*Exercise prompt:* When you return the data, keep every line exactly as it is and leave out the pictures.

*The records:*
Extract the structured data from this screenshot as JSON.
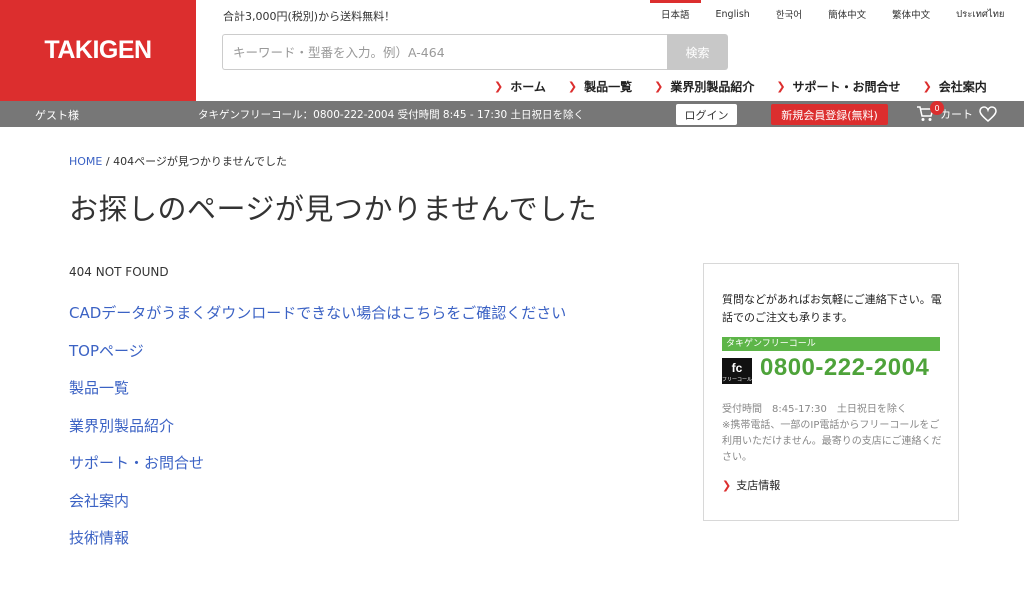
{
  "header": {
    "logo": "TAKIGEN",
    "shipping_notice": "合計3,000円(税別)から送料無料！",
    "languages": [
      "日本語",
      "English",
      "한국어",
      "簡体中文",
      "繁体中文",
      "ประเทศไทย"
    ],
    "active_language": "日本語",
    "search": {
      "placeholder": "キーワード・型番を入力。例）A-464",
      "button": "検索"
    },
    "nav": [
      "ホーム",
      "製品一覧",
      "業界別製品紹介",
      "サポート・お問合せ",
      "会社案内"
    ]
  },
  "subbar": {
    "guest": "ゲスト様",
    "freecall": "タキゲンフリーコール：0800-222-2004 受付時間 8:45 - 17:30 土日祝日を除く",
    "login": "ログイン",
    "register": "新規会員登録(無料)",
    "cart_count": "0",
    "cart_label": "カート"
  },
  "breadcrumb": {
    "home": "HOME",
    "separator": "/",
    "current": "404ページが見つかりませんでした"
  },
  "page": {
    "title": "お探しのページが見つかりませんでした",
    "status": "404 NOT FOUND",
    "links": [
      "CADデータがうまくダウンロードできない場合はこちらをご確認ください",
      "TOPページ",
      "製品一覧",
      "業界別製品紹介",
      "サポート・お問合せ",
      "会社案内",
      "技術情報"
    ]
  },
  "contact": {
    "intro": "質問などがあればお気軽にご連絡下さい。電話でのご注文も承ります。",
    "freecall_label": "タキゲンフリーコール",
    "logo_text": "fc",
    "logo_sub": "フリーコール",
    "phone": "0800-222-2004",
    "hours": "受付時間　8:45-17:30　土日祝日を除く",
    "note": "※携帯電話、一部のIP電話からフリーコールをご利用いただけません。最寄りの支店にご連絡ください。",
    "branch_link": "支店情報"
  },
  "colors": {
    "brand_red": "#dc2e2e",
    "link_blue": "#3b62c4",
    "freecall_green": "#5db548",
    "bar_gray": "#777777"
  }
}
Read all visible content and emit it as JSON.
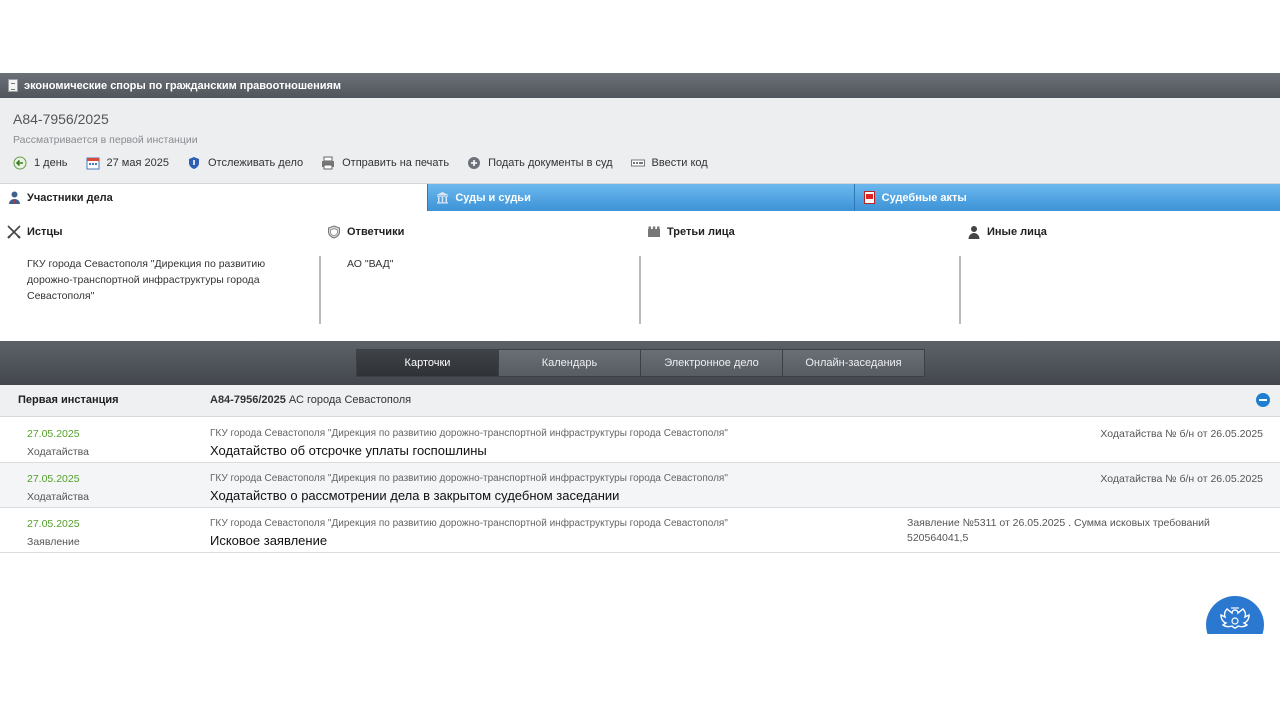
{
  "titlebar": {
    "title": "экономические споры по гражданским правоотношениям"
  },
  "case": {
    "number": "А84-7956/2025",
    "status": "Рассматривается в первой инстанции",
    "toolbar": {
      "days": "1 день",
      "date": "27 мая 2025",
      "track": "Отслеживать дело",
      "print": "Отправить на печать",
      "submit": "Подать документы в суд",
      "code": "Ввести код"
    }
  },
  "ptabs": {
    "participants": "Участники дела",
    "courts": "Суды и судьи",
    "acts": "Судебные акты"
  },
  "participants": {
    "plaintiffs": {
      "label": "Истцы",
      "value": "ГКУ города Севастополя \"Дирекция по развитию дорожно-транспортной инфраструктуры города Севастополя\""
    },
    "defendants": {
      "label": "Ответчики",
      "value": "АО \"ВАД\""
    },
    "third": {
      "label": "Третьи лица",
      "value": ""
    },
    "others": {
      "label": "Иные лица",
      "value": ""
    }
  },
  "views": {
    "cards": "Карточки",
    "calendar": "Календарь",
    "edelo": "Электронное дело",
    "online": "Онлайн-заседания"
  },
  "instance": {
    "title": "Первая инстанция",
    "case_number": "А84-7956/2025",
    "court": "АС города Севастополя"
  },
  "rows": [
    {
      "date": "27.05.2025",
      "type": "Ходатайства",
      "org": "ГКУ города Севастополя \"Дирекция по развитию дорожно-транспортной инфраструктуры города Севастополя\"",
      "title": "Ходатайство об отсрочке уплаты госпошлины",
      "note": "Ходатайства № б/н от 26.05.2025"
    },
    {
      "date": "27.05.2025",
      "type": "Ходатайства",
      "org": "ГКУ города Севастополя \"Дирекция по развитию дорожно-транспортной инфраструктуры города Севастополя\"",
      "title": "Ходатайство о рассмотрении дела в закрытом судебном заседании",
      "note": "Ходатайства № б/н от 26.05.2025"
    },
    {
      "date": "27.05.2025",
      "type": "Заявление",
      "org": "ГКУ города Севастополя \"Дирекция по развитию дорожно-транспортной инфраструктуры города Севастополя\"",
      "title": "Исковое заявление",
      "note": "Заявление №5311 от 26.05.2025 . Сумма исковых требований 520564041,5"
    }
  ]
}
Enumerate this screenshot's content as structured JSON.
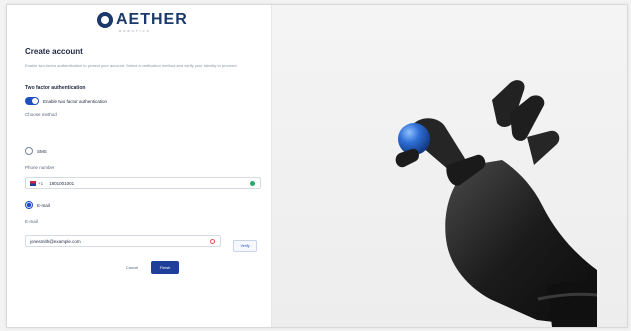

*Response to the exercise:*
Extract the structured data from this screenshot as JSON.
{
  "header": {
    "logo": "TAKIGEN",
    "shipping_notice": "合計3,000円(税別)から送料無料！",
    "languages": [
      "日本語",
      "English",
      "한국어",
      "簡体中文",
      "繁体中文",
      "ประเทศไทย"
    ],
    "active_language": "日本語",
    "search": {
      "placeholder": "キーワード・型番を入力。例）A-464",
      "button": "検索"
    },
    "nav": [
      "ホーム",
      "製品一覧",
      "業界別製品紹介",
      "サポート・お問合せ",
      "会社案内"
    ]
  },
  "subbar": {
    "guest": "ゲスト様",
    "freecall": "タキゲンフリーコール：0800-222-2004 受付時間 8:45 - 17:30 土日祝日を除く",
    "login": "ログイン",
    "register": "新規会員登録(無料)",
    "cart_count": "0",
    "cart_label": "カート"
  },
  "breadcrumb": {
    "home": "HOME",
    "separator": "/",
    "current": "404ページが見つかりませんでした"
  },
  "page": {
    "title": "お探しのページが見つかりませんでした",
    "status": "404 NOT FOUND",
    "links": [
      "CADデータがうまくダウンロードできない場合はこちらをご確認ください",
      "TOPページ",
      "製品一覧",
      "業界別製品紹介",
      "サポート・お問合せ",
      "会社案内",
      "技術情報"
    ]
  },
  "contact": {
    "intro": "質問などがあればお気軽にご連絡下さい。電話でのご注文も承ります。",
    "freecall_label": "タキゲンフリーコール",
    "logo_text": "fc",
    "logo_sub": "フリーコール",
    "phone": "0800-222-2004",
    "hours": "受付時間　8:45-17:30　土日祝日を除く",
    "note": "※携帯電話、一部のIP電話からフリーコールをご利用いただけません。最寄りの支店にご連絡ください。",
    "branch_link": "支店情報"
  },
  "colors": {
    "brand_red": "#dc2e2e",
    "link_blue": "#3b62c4",
    "freecall_green": "#5db548",
    "bar_gray": "#777777"
  }
}
Read all visible content and emit it as JSON.
{
  "titlebar": {
    "title": "экономические споры по гражданским правоотношениям"
  },
  "case": {
    "number": "А84-7956/2025",
    "status": "Рассматривается в первой инстанции",
    "toolbar": {
      "days": "1 день",
      "date": "27 мая 2025",
      "track": "Отслеживать дело",
      "print": "Отправить на печать",
      "submit": "Подать документы в суд",
      "code": "Ввести код"
    }
  },
  "ptabs": {
    "participants": "Участники дела",
    "courts": "Суды и судьи",
    "acts": "Судебные акты"
  },
  "participants": {
    "plaintiffs": {
      "label": "Истцы",
      "value": "ГКУ города Севастополя \"Дирекция по развитию дорожно-транспортной инфраструктуры города Севастополя\""
    },
    "defendants": {
      "label": "Ответчики",
      "value": "АО \"ВАД\""
    },
    "third": {
      "label": "Третьи лица",
      "value": ""
    },
    "others": {
      "label": "Иные лица",
      "value": ""
    }
  },
  "views": {
    "cards": "Карточки",
    "calendar": "Календарь",
    "edelo": "Электронное дело",
    "online": "Онлайн-заседания"
  },
  "instance": {
    "title": "Первая инстанция",
    "case_number": "А84-7956/2025",
    "court": "АС города Севастополя"
  },
  "rows": [
    {
      "date": "27.05.2025",
      "type": "Ходатайства",
      "org": "ГКУ города Севастополя \"Дирекция по развитию дорожно-транспортной инфраструктуры города Севастополя\"",
      "title": "Ходатайство об отсрочке уплаты госпошлины",
      "note": "Ходатайства № б/н от 26.05.2025"
    },
    {
      "date": "27.05.2025",
      "type": "Ходатайства",
      "org": "ГКУ города Севастополя \"Дирекция по развитию дорожно-транспортной инфраструктуры города Севастополя\"",
      "title": "Ходатайство о рассмотрении дела в закрытом судебном заседании",
      "note": "Ходатайства № б/н от 26.05.2025"
    },
    {
      "date": "27.05.2025",
      "type": "Заявление",
      "org": "ГКУ города Севастополя \"Дирекция по развитию дорожно-транспортной инфраструктуры города Севастополя\"",
      "title": "Исковое заявление",
      "note": "Заявление №5311 от 26.05.2025 . Сумма исковых требований 520564041,5"
    }
  ]
}
Enumerate this screenshot's content as structured JSON.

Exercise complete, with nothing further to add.